In most watches, this would just be a matter of adding a gear, or assembling the mechanism differently. But what, Breguet asks, what do you do for someone who travels from the northern hemisphere to the southern, or vice versa?
Well, for that world traveler, who only wants to bring one watch with them, Breguet has an answer: a moon phase mechanism with counterrotating wheels, two heart cams, and a selection mechanism to engage one or the other.
This is an interesting patent in that it may do fewer new things than any other modern patent we've featured here. It's basically two moon phases, with a selector between them. The heart cams allow the selection lever to engage one wheel or the other.
Like many of the patents here, this one is unlikely to see manufacture.
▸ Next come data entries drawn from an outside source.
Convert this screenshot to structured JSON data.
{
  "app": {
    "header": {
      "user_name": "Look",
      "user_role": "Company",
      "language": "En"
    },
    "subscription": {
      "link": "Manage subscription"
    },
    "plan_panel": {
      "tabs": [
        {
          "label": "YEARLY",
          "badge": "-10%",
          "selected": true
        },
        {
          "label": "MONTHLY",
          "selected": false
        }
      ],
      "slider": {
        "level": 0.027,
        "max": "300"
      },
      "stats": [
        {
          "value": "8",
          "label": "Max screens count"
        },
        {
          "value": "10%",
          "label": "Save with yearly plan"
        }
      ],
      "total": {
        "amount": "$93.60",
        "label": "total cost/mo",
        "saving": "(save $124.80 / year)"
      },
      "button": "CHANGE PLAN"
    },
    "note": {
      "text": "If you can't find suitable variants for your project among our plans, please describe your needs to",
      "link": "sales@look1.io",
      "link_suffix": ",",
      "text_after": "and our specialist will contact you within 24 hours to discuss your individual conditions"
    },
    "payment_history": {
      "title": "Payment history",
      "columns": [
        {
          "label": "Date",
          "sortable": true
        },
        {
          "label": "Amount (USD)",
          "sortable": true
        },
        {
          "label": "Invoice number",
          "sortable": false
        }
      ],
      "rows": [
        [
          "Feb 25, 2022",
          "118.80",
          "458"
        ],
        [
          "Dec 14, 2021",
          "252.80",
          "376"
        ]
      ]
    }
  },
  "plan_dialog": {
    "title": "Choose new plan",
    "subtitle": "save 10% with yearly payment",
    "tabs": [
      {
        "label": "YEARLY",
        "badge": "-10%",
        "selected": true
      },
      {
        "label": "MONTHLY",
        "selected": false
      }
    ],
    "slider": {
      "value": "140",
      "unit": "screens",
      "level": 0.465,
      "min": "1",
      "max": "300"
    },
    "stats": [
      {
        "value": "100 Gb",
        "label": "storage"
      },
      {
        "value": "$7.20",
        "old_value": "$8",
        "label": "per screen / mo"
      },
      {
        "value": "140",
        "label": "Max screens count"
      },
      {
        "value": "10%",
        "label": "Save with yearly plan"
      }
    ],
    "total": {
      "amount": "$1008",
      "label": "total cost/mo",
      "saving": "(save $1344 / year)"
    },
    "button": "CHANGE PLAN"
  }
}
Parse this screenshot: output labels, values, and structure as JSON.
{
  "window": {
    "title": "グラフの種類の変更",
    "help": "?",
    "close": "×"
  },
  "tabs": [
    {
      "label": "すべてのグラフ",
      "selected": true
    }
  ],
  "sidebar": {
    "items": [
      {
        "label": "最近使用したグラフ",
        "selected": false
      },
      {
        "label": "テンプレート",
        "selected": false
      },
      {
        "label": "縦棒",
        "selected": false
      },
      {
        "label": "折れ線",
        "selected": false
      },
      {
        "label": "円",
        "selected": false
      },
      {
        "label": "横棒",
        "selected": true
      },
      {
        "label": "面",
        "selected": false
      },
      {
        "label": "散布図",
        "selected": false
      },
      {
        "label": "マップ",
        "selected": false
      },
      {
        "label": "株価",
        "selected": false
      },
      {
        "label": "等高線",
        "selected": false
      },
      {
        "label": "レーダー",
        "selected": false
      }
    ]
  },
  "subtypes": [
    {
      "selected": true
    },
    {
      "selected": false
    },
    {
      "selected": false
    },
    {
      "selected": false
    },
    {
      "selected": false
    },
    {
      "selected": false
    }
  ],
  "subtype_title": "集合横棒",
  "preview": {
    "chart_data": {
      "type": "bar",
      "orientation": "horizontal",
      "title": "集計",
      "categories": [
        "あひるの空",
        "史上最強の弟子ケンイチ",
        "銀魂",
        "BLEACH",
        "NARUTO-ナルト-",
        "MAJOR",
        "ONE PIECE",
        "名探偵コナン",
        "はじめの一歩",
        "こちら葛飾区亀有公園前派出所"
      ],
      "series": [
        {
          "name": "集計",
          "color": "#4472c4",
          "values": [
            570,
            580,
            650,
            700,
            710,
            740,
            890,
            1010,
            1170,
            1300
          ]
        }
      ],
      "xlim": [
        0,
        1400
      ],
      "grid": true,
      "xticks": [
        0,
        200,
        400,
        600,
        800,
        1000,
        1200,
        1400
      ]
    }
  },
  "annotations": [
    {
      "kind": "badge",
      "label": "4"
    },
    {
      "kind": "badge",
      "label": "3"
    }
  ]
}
It's not a really meaningful improvement on the existing mechanisms, and has incredibly limited real world use.
Here's the thing with moon phase complications: they're popular, they're mechanically simple, and they're very bad at accurately displaying anything other than full and crescent moons.
The way most work is to have a semicircular opening with a smaller semicircle, or occulation disk on either end of the semicircle. As the moon emerges over left side, it starts as a tight crescent, and slowly grows to a full moon, before waxing. But the middle areas between the full moon and crescents are poor representations of the moon. If you check your moon phase at a half moon, it will look like a moon cookie with a bite taken out of it more than a half moon.
Enter Audemars. Their stated goal with this patent was to create a complication that did not add substantially to the complexity of the movement, while providing a more accurate representation of the moon at any given phase. What they've come up with is a really clever mechanism that was patented in the United States on July 30, 2013.
They maintain a few staples of more common moon phase complications. As shown in the patent, it keeps the semicircular opening for the complication, a moon disk with two moons opposed at 180 degrees from one another, and the traditional rotation rate of 29.5 days per half-turn. That is where the similarities end.
Instead of having semicircular occulation disks, the patented complication has two rotatable occulation disks that look vaguely like those three winged boomerangs. The disks can be calibrated to provide more accurate occulation of the moon at particular parts of its orbit. As the moon disk rotates it engages gears that move the occulation disks, typically in one quick movement, like with a date change.
In the end, this is a very interesting, but very high end complication. It adds a lot of pieces to what is typically a simple and inexpensive addition to a watch. I would really love to see this make its way into a watch, either by AP or licensed by someone else.